J. Christian Kolbe and Lyndon H. Hart III, “The Virginia Career of Jacob Marling”, The MESDA Journal, (Summer 1996).

Jacob Marling: Early North Carolina Artist (Raleigh, North Carolina: North Carolina Museum of Art, 1964).

Kim Tolley, “A Chartered School in a Free Market: Th Case of the Raleigh Academy, 1801-1828”, Teachers College Record (January 2005).

Kim Tolley, Heading South to Teach: The World of Susan Nye Hutchison (Chapel Hill: UNC Press, 2015).

History:
The painting remained with the artist and his estate until at least 1838. In 1838 a painting titled “Queen of May” was sold at his estate sale to John G. Marshall. He paid $20.25 for it, nearly four-times as much as any other painting in the sale. Marshall purchased a total of five paintings at the sale, including a portrait of the Academy’s long-time leader Reverend William McPheeters.

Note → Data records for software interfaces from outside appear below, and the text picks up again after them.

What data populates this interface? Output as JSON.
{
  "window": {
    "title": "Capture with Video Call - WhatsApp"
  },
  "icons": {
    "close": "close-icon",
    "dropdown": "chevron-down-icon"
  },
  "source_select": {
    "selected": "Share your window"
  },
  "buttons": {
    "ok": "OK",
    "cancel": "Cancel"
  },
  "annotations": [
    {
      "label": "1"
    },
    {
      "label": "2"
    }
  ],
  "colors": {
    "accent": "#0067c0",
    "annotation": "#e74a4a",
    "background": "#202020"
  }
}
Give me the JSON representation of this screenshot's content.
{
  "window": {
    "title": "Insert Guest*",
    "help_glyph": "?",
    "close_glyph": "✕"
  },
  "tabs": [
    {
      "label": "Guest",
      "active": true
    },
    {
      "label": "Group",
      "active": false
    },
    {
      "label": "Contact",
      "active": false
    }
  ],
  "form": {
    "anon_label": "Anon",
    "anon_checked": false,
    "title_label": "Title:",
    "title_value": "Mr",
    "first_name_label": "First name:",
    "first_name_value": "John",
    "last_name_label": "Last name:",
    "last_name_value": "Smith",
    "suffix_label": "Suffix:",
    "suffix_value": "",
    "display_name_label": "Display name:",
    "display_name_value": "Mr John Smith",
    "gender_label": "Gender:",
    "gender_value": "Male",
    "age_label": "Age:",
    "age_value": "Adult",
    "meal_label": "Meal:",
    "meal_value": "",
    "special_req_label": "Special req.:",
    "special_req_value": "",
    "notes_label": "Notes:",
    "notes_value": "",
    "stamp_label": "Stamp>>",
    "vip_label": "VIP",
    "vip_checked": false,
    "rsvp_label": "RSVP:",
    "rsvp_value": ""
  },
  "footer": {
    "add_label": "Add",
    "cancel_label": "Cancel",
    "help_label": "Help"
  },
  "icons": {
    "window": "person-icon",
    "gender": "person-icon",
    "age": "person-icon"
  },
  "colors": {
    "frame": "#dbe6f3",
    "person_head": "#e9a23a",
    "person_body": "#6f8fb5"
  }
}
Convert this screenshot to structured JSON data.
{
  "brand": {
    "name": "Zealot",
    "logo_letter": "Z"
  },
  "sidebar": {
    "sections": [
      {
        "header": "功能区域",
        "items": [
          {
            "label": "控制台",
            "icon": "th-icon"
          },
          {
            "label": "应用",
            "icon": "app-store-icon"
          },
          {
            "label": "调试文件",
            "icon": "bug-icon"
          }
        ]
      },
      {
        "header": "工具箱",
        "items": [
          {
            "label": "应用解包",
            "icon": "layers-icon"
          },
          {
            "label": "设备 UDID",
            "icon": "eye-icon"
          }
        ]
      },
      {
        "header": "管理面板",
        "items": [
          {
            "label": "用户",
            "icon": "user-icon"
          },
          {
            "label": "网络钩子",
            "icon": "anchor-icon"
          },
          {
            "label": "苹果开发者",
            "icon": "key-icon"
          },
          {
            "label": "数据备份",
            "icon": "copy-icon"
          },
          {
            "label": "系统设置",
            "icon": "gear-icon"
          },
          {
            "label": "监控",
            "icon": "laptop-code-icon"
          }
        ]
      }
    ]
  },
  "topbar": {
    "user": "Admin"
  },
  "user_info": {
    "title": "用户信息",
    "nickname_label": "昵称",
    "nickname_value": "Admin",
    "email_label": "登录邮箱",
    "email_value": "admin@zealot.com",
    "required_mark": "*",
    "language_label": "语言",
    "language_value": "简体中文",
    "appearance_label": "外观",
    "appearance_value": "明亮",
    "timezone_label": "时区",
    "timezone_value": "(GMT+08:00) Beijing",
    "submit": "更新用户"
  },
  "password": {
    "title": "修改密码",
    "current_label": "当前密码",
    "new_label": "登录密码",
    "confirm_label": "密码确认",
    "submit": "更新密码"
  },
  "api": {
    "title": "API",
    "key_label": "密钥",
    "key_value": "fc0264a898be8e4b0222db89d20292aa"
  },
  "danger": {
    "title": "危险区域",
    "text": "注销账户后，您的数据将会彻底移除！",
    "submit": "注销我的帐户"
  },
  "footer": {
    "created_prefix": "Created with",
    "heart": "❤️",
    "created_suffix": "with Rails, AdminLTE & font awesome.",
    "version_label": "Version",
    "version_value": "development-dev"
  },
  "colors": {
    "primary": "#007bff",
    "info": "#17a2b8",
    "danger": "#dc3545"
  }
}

John G. Marshall was an alumni and his father was an early Trustee of the Academy. McPheeter’s preached the sermon at Marshall’s father’s funeral. Marshall was a grocer who also operated “Eating Rooms… (offering) relishes and refreshments of every description.” Perhaps these paintings hung in this establishment. A 1911 article about Jacob Marling included a reference to a painting of “The May Queen” that was in the possession of his wife, Louisa (Simmons) Marling, at the time of her death in 1865. Assuming that there was only one painting by that title, perhaps she acquired it from John G. Marshall after his death. Following Louisa’s death, the painting may have passed to her family, many of whom resided in the vicinity of Petersburg, Virginia. In 1943 the painting left a Petersburg-area collection and was offered by the Harry Shaw Newman Gallery of New York. At that time it was mistakenly identified as “A Young Ladies Seminary in Virginia.” It was acquired by Edgar William and Bernice Chrysler Garbisch in 1948. They gave the painting to the Chrysler Museum in Norfolk, Virginia, in 1980.
Credit Line:
Loan courtesy of the Chrysler Museum of Art, Gift of Edgar William and Bernice Chrysler Garbisch